GambleAware has published its first report that tracks residents’ use and access to the ‘National Gambling Treatment Service’ (NGTS) facilities across Scotland and Wales.
The data for Scotland and Wales has been independently collected by healthcare research consultancy ViewitUK – as GambleAware aims to provide stakeholders with a regional view of NGTS developments.
In Scotland, the NGTS treated a total of 295 individuals – 77% of whom were male – between 2019 and 2020, as 90% of participants demonstrated an improved ‘Problem Gambling Severity Index’ (PGSI) score – the scale used to measure the severity of an individual’s gambling disorder.
Effective NGTS treatment saw over half (54%) of Scottish participants classified as ‘problem gamblers’ no longer registered in the category by the end of treatment.
Furthermore, 66% of Scottish participants recorded an improved ‘CORE-10’ score – the mental health assessment used to measure a patient’s psychological distress.
Tracking Scotland’s treatment support data between 2015/2016 and 2019/2020, the NGTS saw the proportion of patients completing scheduled treatment increase from 51% to 58%, whilst ‘drop-outs’ decreased from 43% to 29%.
GambleAware also revealed that Scottish NGTS patients were spending an average of £1,558 on gambling in the months prior to commencing treatment – with 63% stating that they were in debt due to their gambling disorders.

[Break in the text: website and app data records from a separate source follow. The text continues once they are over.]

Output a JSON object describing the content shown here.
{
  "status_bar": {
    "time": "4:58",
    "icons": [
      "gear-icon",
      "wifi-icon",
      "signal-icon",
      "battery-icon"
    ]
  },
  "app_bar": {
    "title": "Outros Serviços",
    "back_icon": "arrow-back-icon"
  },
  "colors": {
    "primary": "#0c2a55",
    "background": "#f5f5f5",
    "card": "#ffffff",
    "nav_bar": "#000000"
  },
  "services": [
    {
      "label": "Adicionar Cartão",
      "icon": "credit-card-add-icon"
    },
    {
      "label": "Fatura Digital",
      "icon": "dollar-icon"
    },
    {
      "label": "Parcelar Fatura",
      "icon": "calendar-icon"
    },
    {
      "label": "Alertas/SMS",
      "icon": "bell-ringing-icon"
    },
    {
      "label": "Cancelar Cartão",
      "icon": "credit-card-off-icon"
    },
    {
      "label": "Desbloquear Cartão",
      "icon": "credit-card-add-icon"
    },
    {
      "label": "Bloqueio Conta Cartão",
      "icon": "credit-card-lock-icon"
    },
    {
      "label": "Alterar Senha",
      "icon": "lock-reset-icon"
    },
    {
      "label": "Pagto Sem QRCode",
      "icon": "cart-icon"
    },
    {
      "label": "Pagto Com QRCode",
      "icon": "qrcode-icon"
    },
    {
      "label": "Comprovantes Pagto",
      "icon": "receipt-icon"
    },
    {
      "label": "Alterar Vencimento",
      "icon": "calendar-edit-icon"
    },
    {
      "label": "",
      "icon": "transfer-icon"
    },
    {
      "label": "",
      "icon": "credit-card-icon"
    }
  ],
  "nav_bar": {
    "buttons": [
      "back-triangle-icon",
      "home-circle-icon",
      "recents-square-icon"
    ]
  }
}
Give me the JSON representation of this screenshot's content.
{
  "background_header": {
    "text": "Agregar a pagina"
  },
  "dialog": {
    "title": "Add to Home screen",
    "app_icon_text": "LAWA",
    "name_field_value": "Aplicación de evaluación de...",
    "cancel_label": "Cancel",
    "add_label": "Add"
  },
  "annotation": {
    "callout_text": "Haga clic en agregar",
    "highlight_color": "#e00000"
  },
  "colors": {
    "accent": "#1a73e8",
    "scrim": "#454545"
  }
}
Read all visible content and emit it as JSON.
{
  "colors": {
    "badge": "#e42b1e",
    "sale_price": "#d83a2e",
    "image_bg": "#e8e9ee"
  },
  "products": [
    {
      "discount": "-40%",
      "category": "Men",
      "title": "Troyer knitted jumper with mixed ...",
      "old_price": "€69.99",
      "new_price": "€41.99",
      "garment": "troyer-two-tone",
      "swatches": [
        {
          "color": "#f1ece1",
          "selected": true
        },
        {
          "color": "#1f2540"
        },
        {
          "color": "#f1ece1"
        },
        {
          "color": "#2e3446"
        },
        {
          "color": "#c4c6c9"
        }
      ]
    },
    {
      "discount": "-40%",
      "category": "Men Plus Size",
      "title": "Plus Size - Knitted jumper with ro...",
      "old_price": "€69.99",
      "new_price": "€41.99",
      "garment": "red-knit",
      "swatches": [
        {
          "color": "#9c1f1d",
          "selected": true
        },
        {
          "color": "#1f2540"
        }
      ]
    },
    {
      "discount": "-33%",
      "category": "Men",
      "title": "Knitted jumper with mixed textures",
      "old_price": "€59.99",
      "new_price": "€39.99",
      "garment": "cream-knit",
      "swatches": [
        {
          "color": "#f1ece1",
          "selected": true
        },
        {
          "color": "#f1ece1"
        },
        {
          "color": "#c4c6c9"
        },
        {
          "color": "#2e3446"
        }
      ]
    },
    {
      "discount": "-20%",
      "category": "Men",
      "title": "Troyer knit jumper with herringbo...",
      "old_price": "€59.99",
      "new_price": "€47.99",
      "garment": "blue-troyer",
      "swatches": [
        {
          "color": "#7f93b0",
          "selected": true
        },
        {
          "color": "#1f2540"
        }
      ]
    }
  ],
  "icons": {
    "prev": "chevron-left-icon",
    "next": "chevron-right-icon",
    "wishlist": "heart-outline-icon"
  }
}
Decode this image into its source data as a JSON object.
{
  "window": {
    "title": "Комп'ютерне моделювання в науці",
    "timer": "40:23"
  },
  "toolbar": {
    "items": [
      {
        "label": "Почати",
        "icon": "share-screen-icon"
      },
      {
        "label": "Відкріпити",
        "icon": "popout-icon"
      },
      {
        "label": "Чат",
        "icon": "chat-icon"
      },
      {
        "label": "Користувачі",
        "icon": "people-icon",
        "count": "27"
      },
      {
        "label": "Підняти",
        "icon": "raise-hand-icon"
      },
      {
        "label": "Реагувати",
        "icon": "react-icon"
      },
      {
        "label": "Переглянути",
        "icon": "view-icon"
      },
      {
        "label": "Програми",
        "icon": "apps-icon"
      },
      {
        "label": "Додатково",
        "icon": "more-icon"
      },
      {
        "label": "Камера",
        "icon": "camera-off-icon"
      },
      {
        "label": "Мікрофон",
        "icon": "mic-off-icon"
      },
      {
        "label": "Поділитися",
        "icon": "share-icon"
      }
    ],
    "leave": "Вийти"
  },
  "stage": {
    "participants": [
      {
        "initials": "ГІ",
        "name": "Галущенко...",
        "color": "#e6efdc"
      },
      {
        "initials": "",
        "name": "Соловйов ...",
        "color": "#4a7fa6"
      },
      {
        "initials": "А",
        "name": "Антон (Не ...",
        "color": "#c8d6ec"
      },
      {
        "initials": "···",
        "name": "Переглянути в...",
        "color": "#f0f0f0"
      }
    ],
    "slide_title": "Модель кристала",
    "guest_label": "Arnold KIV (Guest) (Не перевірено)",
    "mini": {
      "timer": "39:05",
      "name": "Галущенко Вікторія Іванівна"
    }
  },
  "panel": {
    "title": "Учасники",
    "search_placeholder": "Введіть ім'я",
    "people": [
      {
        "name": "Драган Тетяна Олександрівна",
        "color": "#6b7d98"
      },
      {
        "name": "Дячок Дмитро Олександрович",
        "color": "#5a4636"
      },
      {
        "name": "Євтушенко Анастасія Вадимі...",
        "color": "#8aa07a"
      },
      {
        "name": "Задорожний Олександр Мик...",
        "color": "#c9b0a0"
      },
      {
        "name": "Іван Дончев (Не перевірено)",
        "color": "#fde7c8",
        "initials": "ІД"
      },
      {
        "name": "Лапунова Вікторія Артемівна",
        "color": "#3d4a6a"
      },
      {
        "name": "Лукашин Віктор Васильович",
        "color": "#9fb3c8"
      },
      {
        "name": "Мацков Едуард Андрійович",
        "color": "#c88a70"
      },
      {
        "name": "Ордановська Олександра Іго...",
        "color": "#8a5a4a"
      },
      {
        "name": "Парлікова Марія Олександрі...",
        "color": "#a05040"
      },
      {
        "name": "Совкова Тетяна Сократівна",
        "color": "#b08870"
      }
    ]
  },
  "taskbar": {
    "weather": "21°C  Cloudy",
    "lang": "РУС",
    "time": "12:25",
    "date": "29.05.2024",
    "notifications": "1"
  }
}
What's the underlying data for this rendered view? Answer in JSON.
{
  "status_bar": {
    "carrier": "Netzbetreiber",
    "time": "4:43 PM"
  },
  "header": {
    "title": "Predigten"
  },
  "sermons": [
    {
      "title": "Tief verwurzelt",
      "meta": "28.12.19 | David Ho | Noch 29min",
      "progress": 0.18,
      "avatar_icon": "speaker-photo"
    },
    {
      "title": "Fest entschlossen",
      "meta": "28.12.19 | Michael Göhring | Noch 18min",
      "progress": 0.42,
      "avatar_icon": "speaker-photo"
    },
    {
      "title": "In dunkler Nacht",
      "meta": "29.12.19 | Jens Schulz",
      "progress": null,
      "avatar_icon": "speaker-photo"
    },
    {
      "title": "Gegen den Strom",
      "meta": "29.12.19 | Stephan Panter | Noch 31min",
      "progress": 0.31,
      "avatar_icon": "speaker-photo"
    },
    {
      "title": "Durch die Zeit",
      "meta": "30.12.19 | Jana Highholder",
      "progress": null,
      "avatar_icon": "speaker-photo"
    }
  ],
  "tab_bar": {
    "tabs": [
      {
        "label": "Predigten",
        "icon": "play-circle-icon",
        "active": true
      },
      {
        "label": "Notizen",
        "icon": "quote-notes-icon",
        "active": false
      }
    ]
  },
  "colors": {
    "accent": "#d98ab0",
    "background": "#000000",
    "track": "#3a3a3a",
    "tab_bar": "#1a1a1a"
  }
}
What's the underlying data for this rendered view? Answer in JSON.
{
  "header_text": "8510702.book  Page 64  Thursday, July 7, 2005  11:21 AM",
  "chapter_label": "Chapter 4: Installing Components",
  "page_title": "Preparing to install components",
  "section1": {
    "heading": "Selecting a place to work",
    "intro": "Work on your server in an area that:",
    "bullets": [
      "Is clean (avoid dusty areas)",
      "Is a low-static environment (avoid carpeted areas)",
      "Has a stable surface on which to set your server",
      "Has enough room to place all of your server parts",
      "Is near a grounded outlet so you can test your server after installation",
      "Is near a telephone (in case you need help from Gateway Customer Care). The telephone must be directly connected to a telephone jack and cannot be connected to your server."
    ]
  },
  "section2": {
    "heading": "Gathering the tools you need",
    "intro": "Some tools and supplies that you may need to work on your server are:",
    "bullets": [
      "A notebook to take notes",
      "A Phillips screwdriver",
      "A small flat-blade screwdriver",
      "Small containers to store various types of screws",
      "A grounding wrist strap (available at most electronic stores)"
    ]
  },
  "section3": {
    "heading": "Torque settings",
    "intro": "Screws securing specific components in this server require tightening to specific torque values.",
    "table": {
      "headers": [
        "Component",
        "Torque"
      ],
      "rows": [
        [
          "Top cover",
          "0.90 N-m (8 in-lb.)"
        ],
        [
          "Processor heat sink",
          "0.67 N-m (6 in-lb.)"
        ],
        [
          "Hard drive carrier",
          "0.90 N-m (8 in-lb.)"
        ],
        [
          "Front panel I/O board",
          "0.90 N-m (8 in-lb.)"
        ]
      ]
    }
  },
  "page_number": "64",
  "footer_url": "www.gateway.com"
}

“The results from this report illustrate how treatment can make a real difference to people’s lives, which is why we are working to ensure that it is available to the greatest number possible,” commented Lisa-Marie Patton, Team Leader at GamCare Scotland. “Better links with health and social care services will help us to connect more people with the treatment that they need for gambling harms.”
In Wales, the NGTS treated a total of 271 individuals – 68% male – with 94% of patients who received treatment showing an improved PGSI score.
NGTS reported that 57% of Welsh patients classified as ‘problem gamblers’ were no longer in the high-risk category following treatment, while more than three quarters (87%) of patients record an improved CORE-10 score.
Mirroring Scotland, the report detailed that between 2015/16 and 2019/20, the proportion of patients completing scheduled treatment increased from 64% to 80%, whilst the proportion of drop-outs fell from 28% to 15%.
GambleAware noted that Wales carried the highest ‘professional patient referral rates for Great Britain’, with Welsh GP referral rates maintained at 4% compared to 1.5% and across other devolved administrations.
Welsh NGTS patients were reported to be spending an average of £1,330 in the month prior to beginning treatment, with 65% stating that they had entered personal debt.
69% of patients were in employment, however, one-in-10 (10%) reported that they had previously experienced a job loss through gambling, whilst over three in 10 (31%) had experienced personal relationship loss.
Diana Yorath, Wales Development Officer, added: “ARA is dedicated to increasing uptake in the National Gambling Treatment Service offerings across Wales.
“We are actively collaborating with NHS partners to improve referral routes to ensure individuals have access to the best treatment for them.
“Alongside this, we are working to build awareness both of gambling harms and of the NGTS and Helpline through engaging with grassroots community initiatives.”